Activity
An exact copy of the entries below is needed, with every picture left out.

━━━ Excerpted records ━━━

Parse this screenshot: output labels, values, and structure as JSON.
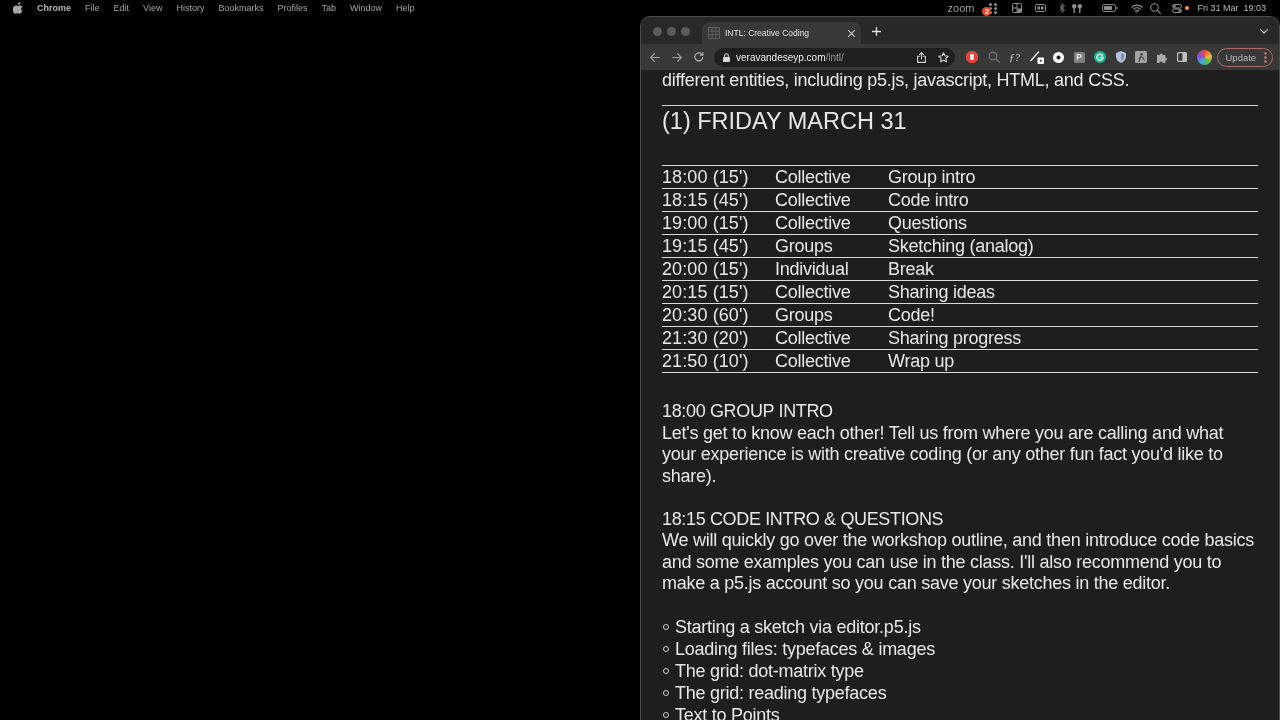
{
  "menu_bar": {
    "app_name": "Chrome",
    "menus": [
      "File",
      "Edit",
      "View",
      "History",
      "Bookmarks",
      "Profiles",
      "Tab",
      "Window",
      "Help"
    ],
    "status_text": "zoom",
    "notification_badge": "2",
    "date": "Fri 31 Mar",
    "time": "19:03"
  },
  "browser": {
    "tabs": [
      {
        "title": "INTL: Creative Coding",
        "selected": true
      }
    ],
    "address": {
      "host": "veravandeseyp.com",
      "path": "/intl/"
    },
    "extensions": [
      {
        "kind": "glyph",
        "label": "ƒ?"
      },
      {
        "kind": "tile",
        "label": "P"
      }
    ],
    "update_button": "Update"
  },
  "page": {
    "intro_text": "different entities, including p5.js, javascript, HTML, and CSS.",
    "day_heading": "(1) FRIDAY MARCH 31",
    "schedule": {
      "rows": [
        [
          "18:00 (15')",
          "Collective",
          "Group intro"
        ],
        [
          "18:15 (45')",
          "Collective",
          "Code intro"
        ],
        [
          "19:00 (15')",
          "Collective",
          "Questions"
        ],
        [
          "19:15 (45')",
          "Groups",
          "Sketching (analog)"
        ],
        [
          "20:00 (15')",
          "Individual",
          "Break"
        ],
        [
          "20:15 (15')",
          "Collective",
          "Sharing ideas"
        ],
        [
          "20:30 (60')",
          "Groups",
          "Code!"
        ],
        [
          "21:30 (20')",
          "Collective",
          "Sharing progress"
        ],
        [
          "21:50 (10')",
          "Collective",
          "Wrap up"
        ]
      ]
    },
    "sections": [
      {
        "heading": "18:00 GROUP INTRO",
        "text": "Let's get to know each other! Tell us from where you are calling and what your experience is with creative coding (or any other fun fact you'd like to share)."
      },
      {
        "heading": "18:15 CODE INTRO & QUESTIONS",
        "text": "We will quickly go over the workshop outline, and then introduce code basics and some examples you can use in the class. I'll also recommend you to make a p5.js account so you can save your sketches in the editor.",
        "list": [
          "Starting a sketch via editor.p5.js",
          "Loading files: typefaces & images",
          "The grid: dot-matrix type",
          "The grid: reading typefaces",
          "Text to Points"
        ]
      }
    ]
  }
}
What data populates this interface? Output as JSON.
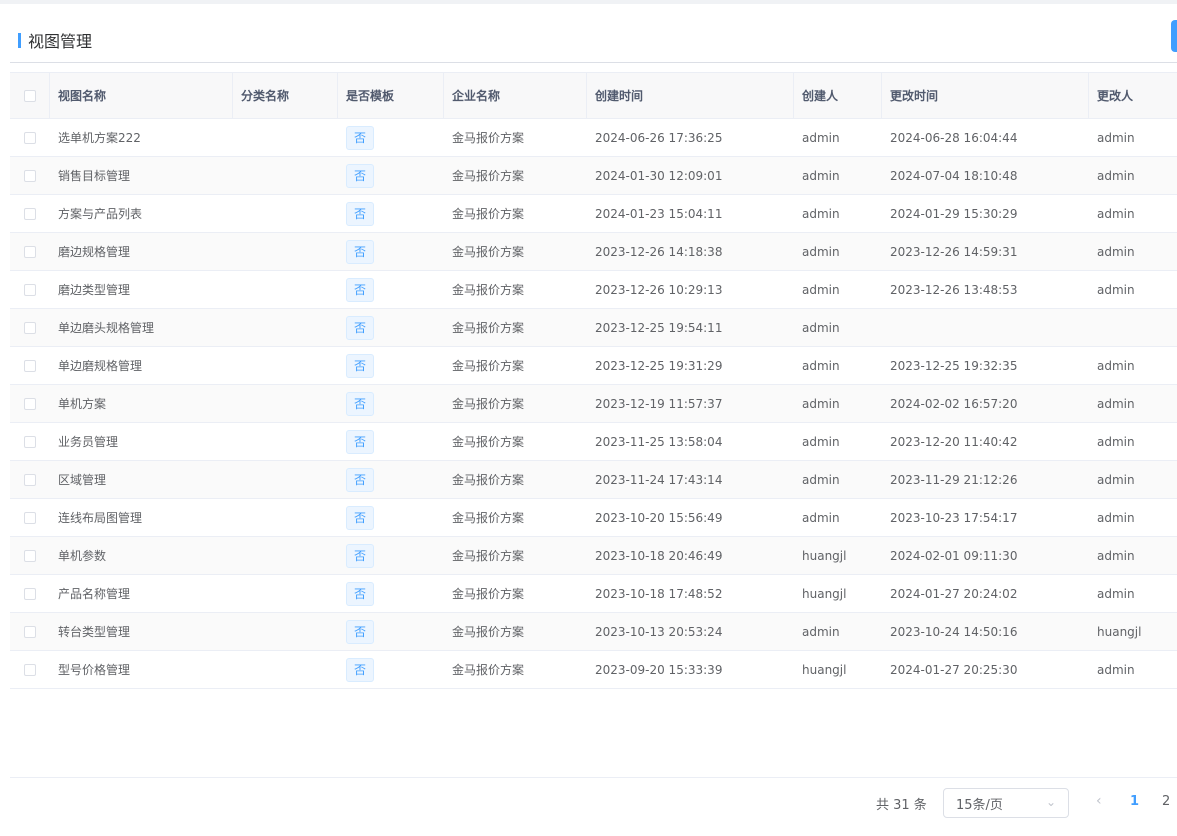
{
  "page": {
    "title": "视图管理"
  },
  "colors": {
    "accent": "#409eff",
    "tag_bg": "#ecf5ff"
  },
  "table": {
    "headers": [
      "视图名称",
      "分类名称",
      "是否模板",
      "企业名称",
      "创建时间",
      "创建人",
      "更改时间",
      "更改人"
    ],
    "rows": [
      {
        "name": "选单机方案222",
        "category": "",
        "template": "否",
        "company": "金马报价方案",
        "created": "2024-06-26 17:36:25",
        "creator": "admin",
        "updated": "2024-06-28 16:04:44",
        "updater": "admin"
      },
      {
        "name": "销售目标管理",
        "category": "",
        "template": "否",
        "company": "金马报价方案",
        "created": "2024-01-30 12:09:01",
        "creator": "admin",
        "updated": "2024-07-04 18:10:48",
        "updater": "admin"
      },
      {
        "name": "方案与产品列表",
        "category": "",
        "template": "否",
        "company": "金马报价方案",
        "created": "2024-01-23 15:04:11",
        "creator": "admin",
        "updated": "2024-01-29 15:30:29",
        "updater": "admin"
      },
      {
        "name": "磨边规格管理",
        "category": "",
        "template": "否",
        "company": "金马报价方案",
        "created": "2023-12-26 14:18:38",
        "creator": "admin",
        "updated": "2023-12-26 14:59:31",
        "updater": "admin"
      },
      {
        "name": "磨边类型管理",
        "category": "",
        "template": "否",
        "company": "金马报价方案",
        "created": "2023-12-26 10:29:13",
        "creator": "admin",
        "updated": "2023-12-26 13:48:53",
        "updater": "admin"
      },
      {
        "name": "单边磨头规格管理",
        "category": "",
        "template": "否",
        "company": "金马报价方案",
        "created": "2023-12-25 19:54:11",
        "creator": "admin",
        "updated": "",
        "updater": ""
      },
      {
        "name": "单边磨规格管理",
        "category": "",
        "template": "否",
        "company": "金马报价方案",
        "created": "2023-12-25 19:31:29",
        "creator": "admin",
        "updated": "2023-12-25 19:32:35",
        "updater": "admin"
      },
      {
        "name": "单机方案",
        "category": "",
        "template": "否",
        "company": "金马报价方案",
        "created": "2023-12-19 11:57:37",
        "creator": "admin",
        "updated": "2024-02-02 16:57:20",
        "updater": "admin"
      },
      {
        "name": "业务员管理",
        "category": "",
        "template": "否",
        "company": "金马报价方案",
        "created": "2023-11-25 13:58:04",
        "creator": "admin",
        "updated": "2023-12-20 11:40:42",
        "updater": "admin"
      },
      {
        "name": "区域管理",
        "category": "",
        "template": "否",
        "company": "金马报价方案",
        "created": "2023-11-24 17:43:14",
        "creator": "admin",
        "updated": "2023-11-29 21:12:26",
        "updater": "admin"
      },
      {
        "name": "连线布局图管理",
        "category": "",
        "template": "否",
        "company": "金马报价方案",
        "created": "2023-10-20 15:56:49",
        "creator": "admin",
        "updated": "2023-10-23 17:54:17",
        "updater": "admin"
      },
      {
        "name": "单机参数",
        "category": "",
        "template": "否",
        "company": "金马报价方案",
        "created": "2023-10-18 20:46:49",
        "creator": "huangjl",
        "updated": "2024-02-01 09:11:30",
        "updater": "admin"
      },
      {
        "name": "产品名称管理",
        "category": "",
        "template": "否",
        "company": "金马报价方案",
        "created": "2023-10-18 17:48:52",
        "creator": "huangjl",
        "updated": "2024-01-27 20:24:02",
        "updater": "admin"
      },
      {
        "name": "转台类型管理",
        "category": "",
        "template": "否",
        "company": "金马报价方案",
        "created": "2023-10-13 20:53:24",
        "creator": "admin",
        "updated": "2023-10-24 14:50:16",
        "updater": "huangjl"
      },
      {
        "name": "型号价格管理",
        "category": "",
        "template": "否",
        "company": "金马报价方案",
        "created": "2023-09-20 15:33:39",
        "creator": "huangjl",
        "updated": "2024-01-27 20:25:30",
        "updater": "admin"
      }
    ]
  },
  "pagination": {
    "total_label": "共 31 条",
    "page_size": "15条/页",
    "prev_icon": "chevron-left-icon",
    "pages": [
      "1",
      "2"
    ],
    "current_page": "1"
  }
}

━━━

Solution for this problem
Parse this screenshot: output labels, values, and structure as JSON.
{
  "menu_bar": {
    "app_name": "Chrome",
    "menus": [
      "File",
      "Edit",
      "View",
      "History",
      "Bookmarks",
      "Profiles",
      "Tab",
      "Window",
      "Help"
    ],
    "status_text": "zoom",
    "notification_badge": "2",
    "date": "Fri 31 Mar",
    "time": "19:03"
  },
  "browser": {
    "tabs": [
      {
        "title": "INTL: Creative Coding",
        "selected": true
      }
    ],
    "address": {
      "host": "veravandeseyp.com",
      "path": "/intl/"
    },
    "extensions": [
      {
        "kind": "glyph",
        "label": "ƒ?"
      },
      {
        "kind": "tile",
        "label": "P"
      }
    ],
    "update_button": "Update"
  },
  "page": {
    "intro_text": "different entities, including p5.js, javascript, HTML, and CSS.",
    "day_heading": "(1) FRIDAY MARCH 31",
    "schedule": {
      "rows": [
        [
          "18:00 (15')",
          "Collective",
          "Group intro"
        ],
        [
          "18:15 (45')",
          "Collective",
          "Code intro"
        ],
        [
          "19:00 (15')",
          "Collective",
          "Questions"
        ],
        [
          "19:15 (45')",
          "Groups",
          "Sketching (analog)"
        ],
        [
          "20:00 (15')",
          "Individual",
          "Break"
        ],
        [
          "20:15 (15')",
          "Collective",
          "Sharing ideas"
        ],
        [
          "20:30 (60')",
          "Groups",
          "Code!"
        ],
        [
          "21:30 (20')",
          "Collective",
          "Sharing progress"
        ],
        [
          "21:50 (10')",
          "Collective",
          "Wrap up"
        ]
      ]
    },
    "sections": [
      {
        "heading": "18:00 GROUP INTRO",
        "text": "Let's get to know each other! Tell us from where you are calling and what your experience is with creative coding (or any other fun fact you'd like to share)."
      },
      {
        "heading": "18:15 CODE INTRO & QUESTIONS",
        "text": "We will quickly go over the workshop outline, and then introduce code basics and some examples you can use in the class. I'll also recommend you to make a p5.js account so you can save your sketches in the editor.",
        "list": [
          "Starting a sketch via editor.p5.js",
          "Loading files: typefaces & images",
          "The grid: dot-matrix type",
          "The grid: reading typefaces",
          "Text to Points"
        ]
      }
    ]
  }
}
What data populates this interface? Output as JSON.
{
  "page": {
    "title": "视图管理"
  },
  "colors": {
    "accent": "#409eff",
    "tag_bg": "#ecf5ff"
  },
  "table": {
    "headers": [
      "视图名称",
      "分类名称",
      "是否模板",
      "企业名称",
      "创建时间",
      "创建人",
      "更改时间",
      "更改人"
    ],
    "rows": [
      {
        "name": "选单机方案222",
        "category": "",
        "template": "否",
        "company": "金马报价方案",
        "created": "2024-06-26 17:36:25",
        "creator": "admin",
        "updated": "2024-06-28 16:04:44",
        "updater": "admin"
      },
      {
        "name": "销售目标管理",
        "category": "",
        "template": "否",
        "company": "金马报价方案",
        "created": "2024-01-30 12:09:01",
        "creator": "admin",
        "updated": "2024-07-04 18:10:48",
        "updater": "admin"
      },
      {
        "name": "方案与产品列表",
        "category": "",
        "template": "否",
        "company": "金马报价方案",
        "created": "2024-01-23 15:04:11",
        "creator": "admin",
        "updated": "2024-01-29 15:30:29",
        "updater": "admin"
      },
      {
        "name": "磨边规格管理",
        "category": "",
        "template": "否",
        "company": "金马报价方案",
        "created": "2023-12-26 14:18:38",
        "creator": "admin",
        "updated": "2023-12-26 14:59:31",
        "updater": "admin"
      },
      {
        "name": "磨边类型管理",
        "category": "",
        "template": "否",
        "company": "金马报价方案",
        "created": "2023-12-26 10:29:13",
        "creator": "admin",
        "updated": "2023-12-26 13:48:53",
        "updater": "admin"
      },
      {
        "name": "单边磨头规格管理",
        "category": "",
        "template": "否",
        "company": "金马报价方案",
        "created": "2023-12-25 19:54:11",
        "creator": "admin",
        "updated": "",
        "updater": ""
      },
      {
        "name": "单边磨规格管理",
        "category": "",
        "template": "否",
        "company": "金马报价方案",
        "created": "2023-12-25 19:31:29",
        "creator": "admin",
        "updated": "2023-12-25 19:32:35",
        "updater": "admin"
      },
      {
        "name": "单机方案",
        "category": "",
        "template": "否",
        "company": "金马报价方案",
        "created": "2023-12-19 11:57:37",
        "creator": "admin",
        "updated": "2024-02-02 16:57:20",
        "updater": "admin"
      },
      {
        "name": "业务员管理",
        "category": "",
        "template": "否",
        "company": "金马报价方案",
        "created": "2023-11-25 13:58:04",
        "creator": "admin",
        "updated": "2023-12-20 11:40:42",
        "updater": "admin"
      },
      {
        "name": "区域管理",
        "category": "",
        "template": "否",
        "company": "金马报价方案",
        "created": "2023-11-24 17:43:14",
        "creator": "admin",
        "updated": "2023-11-29 21:12:26",
        "updater": "admin"
      },
      {
        "name": "连线布局图管理",
        "category": "",
        "template": "否",
        "company": "金马报价方案",
        "created": "2023-10-20 15:56:49",
        "creator": "admin",
        "updated": "2023-10-23 17:54:17",
        "updater": "admin"
      },
      {
        "name": "单机参数",
        "category": "",
        "template": "否",
        "company": "金马报价方案",
        "created": "2023-10-18 20:46:49",
        "creator": "huangjl",
        "updated": "2024-02-01 09:11:30",
        "updater": "admin"
      },
      {
        "name": "产品名称管理",
        "category": "",
        "template": "否",
        "company": "金马报价方案",
        "created": "2023-10-18 17:48:52",
        "creator": "huangjl",
        "updated": "2024-01-27 20:24:02",
        "updater": "admin"
      },
      {
        "name": "转台类型管理",
        "category": "",
        "template": "否",
        "company": "金马报价方案",
        "created": "2023-10-13 20:53:24",
        "creator": "admin",
        "updated": "2023-10-24 14:50:16",
        "updater": "huangjl"
      },
      {
        "name": "型号价格管理",
        "category": "",
        "template": "否",
        "company": "金马报价方案",
        "created": "2023-09-20 15:33:39",
        "creator": "huangjl",
        "updated": "2024-01-27 20:25:30",
        "updater": "admin"
      }
    ]
  },
  "pagination": {
    "total_label": "共 31 条",
    "page_size": "15条/页",
    "prev_icon": "chevron-left-icon",
    "pages": [
      "1",
      "2"
    ],
    "current_page": "1"
  }
}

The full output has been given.